For my birthday, Jessica treated me to a wonderful dinner at Del Posto Del Posto. For those of you who aren’t in the know, Del Posto is Lidia and (her son) Joe Bastianich’s and Mario Batali’s largest (at least fiscally-speaking) venture. About two weeks ago, Jessica grabbed reservations on OpenTable and let them know it was my birthday, and asked if they could do anything special. And they did.

In my oh so (not) humble opinion, they gave us the best table for two in the house. It was located in the upper level, to the right where there are only three tables and ours is in middle over-looking the entire restaurant. It’s substantially quieter up there and you feel like you’re in a private space. We were seated by the greeter/maitre’d and then visited by our waiter, who spoke with an accent and oddly forgot words like “herb” which I assume he uses regularly. But it’s forgiveable because he was a great waiter with a wonderful personality. Same with the two busers who served us bread, water, and cleared — great personalities and heavy accents.

While perusing the menu a complimentary course was served, like an amuse bouche, although it was called something else (neither Jessica or I caught the word used). It was comprised of a pea soup beautifully served in a clever, shot-sized glass; a slice of cured ham on a small plate; a fried zucchini flower with basil pesto on a second small plate; and, a slice of zucchini and slice of squash over fresh yogurt on a toast point, on a separate plate. And in that order they ascending from horrible (neither of us could finish the pea soup) to wonderful (we loved the flower and even more so, the toast point).

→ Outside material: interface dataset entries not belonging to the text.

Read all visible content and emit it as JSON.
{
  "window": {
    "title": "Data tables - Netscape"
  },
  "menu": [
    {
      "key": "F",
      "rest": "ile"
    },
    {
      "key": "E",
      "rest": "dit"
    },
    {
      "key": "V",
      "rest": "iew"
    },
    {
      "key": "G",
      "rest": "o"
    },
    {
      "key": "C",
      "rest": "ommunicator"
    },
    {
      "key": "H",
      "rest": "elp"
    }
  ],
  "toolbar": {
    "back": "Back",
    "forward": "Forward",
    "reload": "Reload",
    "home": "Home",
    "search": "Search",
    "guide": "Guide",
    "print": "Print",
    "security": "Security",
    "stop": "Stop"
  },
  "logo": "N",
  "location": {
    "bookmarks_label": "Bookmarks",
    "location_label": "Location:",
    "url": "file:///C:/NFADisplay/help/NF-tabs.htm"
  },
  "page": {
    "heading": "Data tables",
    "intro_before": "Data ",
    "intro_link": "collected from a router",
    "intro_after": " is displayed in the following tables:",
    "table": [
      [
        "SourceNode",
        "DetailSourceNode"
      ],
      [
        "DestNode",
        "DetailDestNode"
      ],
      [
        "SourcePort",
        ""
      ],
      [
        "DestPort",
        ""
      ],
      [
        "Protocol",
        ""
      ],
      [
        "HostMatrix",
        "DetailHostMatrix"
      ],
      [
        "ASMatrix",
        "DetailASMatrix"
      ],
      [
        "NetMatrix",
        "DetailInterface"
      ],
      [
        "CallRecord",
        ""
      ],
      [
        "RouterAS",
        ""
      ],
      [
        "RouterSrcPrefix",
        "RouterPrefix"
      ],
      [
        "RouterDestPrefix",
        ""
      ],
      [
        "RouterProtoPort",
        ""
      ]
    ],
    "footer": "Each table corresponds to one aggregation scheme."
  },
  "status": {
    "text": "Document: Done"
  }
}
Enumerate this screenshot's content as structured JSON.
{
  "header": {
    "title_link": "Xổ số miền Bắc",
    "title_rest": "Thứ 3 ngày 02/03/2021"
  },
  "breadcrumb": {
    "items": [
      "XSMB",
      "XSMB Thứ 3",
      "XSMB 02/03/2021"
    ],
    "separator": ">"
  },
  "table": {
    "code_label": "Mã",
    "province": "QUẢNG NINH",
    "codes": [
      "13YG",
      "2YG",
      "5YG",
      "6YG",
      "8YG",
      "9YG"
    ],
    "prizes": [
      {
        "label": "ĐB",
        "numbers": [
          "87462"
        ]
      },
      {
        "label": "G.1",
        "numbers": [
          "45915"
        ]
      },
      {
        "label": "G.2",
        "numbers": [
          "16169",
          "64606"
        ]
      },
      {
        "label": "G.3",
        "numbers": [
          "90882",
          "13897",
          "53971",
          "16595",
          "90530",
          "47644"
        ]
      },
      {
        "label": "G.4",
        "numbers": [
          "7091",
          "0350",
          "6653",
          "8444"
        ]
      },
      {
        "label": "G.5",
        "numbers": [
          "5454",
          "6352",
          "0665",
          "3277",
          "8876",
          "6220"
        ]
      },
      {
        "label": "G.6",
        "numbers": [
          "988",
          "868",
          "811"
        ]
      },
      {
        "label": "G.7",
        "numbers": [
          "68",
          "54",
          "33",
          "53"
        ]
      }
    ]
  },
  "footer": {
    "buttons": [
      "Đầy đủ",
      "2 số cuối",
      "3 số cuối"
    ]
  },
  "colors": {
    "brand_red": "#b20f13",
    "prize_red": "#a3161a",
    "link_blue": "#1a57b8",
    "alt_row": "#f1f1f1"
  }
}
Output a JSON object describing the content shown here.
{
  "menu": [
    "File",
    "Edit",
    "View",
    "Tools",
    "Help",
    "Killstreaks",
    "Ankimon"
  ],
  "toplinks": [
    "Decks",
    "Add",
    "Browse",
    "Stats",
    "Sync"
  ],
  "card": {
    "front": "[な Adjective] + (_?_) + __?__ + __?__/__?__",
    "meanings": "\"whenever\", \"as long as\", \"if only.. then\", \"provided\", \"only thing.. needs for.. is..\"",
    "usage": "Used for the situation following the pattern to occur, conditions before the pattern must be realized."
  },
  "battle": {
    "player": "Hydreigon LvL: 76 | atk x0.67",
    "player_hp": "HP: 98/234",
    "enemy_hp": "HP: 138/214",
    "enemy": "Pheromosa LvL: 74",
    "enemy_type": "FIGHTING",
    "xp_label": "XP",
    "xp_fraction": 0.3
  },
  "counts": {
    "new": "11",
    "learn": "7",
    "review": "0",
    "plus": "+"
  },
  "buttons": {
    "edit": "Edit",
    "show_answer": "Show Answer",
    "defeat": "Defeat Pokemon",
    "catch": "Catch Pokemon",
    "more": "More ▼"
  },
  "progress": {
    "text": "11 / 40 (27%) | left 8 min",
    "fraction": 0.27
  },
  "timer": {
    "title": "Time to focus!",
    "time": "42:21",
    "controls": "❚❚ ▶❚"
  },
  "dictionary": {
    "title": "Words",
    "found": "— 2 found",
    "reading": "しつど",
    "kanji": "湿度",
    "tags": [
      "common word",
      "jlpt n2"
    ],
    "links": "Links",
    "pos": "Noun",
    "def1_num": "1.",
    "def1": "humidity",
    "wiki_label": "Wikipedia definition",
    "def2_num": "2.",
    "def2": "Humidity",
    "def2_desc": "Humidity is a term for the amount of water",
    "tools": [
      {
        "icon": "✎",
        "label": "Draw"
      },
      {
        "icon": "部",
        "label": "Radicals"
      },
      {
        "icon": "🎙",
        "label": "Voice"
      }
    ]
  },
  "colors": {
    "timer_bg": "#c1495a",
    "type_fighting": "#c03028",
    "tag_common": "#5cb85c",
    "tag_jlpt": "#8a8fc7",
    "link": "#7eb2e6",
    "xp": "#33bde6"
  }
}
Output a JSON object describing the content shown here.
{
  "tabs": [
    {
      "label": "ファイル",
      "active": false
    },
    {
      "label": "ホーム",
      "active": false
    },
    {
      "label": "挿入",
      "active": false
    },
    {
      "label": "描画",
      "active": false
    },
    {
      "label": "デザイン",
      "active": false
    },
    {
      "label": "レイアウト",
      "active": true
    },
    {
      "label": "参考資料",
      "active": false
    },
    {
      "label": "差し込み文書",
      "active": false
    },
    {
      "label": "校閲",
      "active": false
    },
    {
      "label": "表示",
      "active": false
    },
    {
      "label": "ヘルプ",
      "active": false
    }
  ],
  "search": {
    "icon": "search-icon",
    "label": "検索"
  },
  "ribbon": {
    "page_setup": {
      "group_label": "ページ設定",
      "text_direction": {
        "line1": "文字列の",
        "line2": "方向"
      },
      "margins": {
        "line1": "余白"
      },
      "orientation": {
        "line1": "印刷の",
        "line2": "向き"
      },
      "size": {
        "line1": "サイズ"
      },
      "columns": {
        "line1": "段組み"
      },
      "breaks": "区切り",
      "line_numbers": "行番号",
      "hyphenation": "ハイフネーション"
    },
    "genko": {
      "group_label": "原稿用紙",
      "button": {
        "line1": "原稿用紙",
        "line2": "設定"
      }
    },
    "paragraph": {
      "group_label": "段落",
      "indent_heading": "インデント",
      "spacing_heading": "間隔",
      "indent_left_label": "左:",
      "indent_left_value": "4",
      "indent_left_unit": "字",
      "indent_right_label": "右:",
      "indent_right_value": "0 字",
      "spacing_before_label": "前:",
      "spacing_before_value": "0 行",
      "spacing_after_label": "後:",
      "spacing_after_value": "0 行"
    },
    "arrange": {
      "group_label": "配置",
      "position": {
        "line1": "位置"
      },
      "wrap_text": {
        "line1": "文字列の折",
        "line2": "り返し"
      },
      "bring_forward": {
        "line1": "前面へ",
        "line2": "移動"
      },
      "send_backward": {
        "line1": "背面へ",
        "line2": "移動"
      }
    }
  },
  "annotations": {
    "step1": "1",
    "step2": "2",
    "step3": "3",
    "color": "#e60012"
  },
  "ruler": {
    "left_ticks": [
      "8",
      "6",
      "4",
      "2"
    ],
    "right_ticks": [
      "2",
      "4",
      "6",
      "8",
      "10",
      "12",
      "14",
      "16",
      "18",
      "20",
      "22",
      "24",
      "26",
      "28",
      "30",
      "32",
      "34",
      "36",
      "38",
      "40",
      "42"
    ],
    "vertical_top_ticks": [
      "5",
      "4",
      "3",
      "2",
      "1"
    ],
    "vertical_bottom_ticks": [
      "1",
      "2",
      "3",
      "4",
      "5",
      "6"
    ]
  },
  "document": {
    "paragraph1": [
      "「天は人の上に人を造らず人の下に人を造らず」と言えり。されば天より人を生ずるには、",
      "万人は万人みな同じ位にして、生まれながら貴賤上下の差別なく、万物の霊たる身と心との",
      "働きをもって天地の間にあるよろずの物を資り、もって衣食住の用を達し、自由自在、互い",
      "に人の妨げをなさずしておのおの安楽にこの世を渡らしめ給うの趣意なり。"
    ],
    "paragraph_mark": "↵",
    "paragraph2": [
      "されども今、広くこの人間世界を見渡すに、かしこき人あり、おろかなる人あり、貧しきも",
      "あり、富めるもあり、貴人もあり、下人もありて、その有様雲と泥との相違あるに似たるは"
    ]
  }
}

We opted for the $85 per person Del Posto Menu, which allowed for each of us to choose an antipasti, primi, secondi, and dolci. It was noted as a five-course meal, since each of our primi’s would be served in halves and then shared, in other words, half of my primi went to Jessica and vice versa. It was a great way to enjoy the food, and I highly recommend it.

Jessica started with lobster and polenta, it tasted phenomenal and included a substantial portion of lobster. We loved the polenta, but both agreed it was more of a corn pudding then polenta. I started with the “Artichokes DUE” which offered a well fried (almost bronzed) artichoke heart, that was presented beautifully as a flower and then acidic sauce of cut hearts and perilla. Both were delicious, the latter being the best of the two.

We then moved on to the primi Jessica selected: Spaghetti with Crab, Chive Blossoms & Havanero Oil– that was my favorite dish of the night. The crab was completley superfluous in the dish, succumbing to the incredibly taste of the not-too-spicy oil. It also included a sprinkling of bread crumb, which we didn’t like. We independently thought they were crab shells, and decided the texture variation didn’t overcome the odd-factor.

Then we shared my selection: Crisped Potato Gnocchi with Braised Pork Shoulder, Celery & Nepitella. The gnocchi were just seared on one side and otherwise quite soft and flavorless. The pork was cooked perfectly but also didn’t have much flavor. Fortunately the celery and the nepitella brought A LOT to the party. In fact, the nepitella, also known as Nepeta or CATNIP, was the really winner. Both of us loved the flavor and so we must be part feline. Meow.

By the end of the pasta dishes we were already feeling full. But we persisted on to Jessica’s entree, the Cacciucco with Burnt Fregola and Red Mullet; and my entree, the Slow Baked Wild Salmon. The cacciucco was served over some type of barley and included pine nuts. Jessica enjoyed it, while I was underwhelmed at best, particularly due to the over cooked seafood. After I got home, Bill told me that he’s heard Batali say on TV that traditionally Italians cook seafood longer than Americans. I haven’t heard that myself and can’t find anything about it online, but I don’t care for it.

My fish was not over-cooked, but had no flavor, less than typical salmon even. The best part of the dish was actually the avocado. In fact, not just because of the avocado, the dish was California Cuisine-style, odd for a generally, Italian-inspired menu. I recommend skipping this dish.

Finally, for the dessert course, Jessica had the Soufflé di Cioccolato: Chocolate Souffle, Hot Chocolate, and Brandied Cherries with Espresso Gelato, which she enjoyed; but we both thought was a wintery dessert. I had the Sorbetti, four flavors of sorbet, I think they were mango, lemon, passion fruit, and raspberry.

They also brought over a cart of nine or ten types of petits fours. We were very full by this point, but tasted all of the sugary treats. The hazelnut white chocolate petit four was my favorite, but I found them all too sweet.

In the end, we think this is the amongst the best service in the city — a real 10 out of 10. The food was quite good too, at least an 8 out of 10. Particularly, we enjoyed the unique dishes that we’ve not seen at any other restaurant. I highly recommend you give Del Posto a try.

posted by Lon at 09:42 PM Filed under Italian, Restaurants. You can follow any responses to this entry through the RSS 2.0 feed. Both comments and pings are currently closed.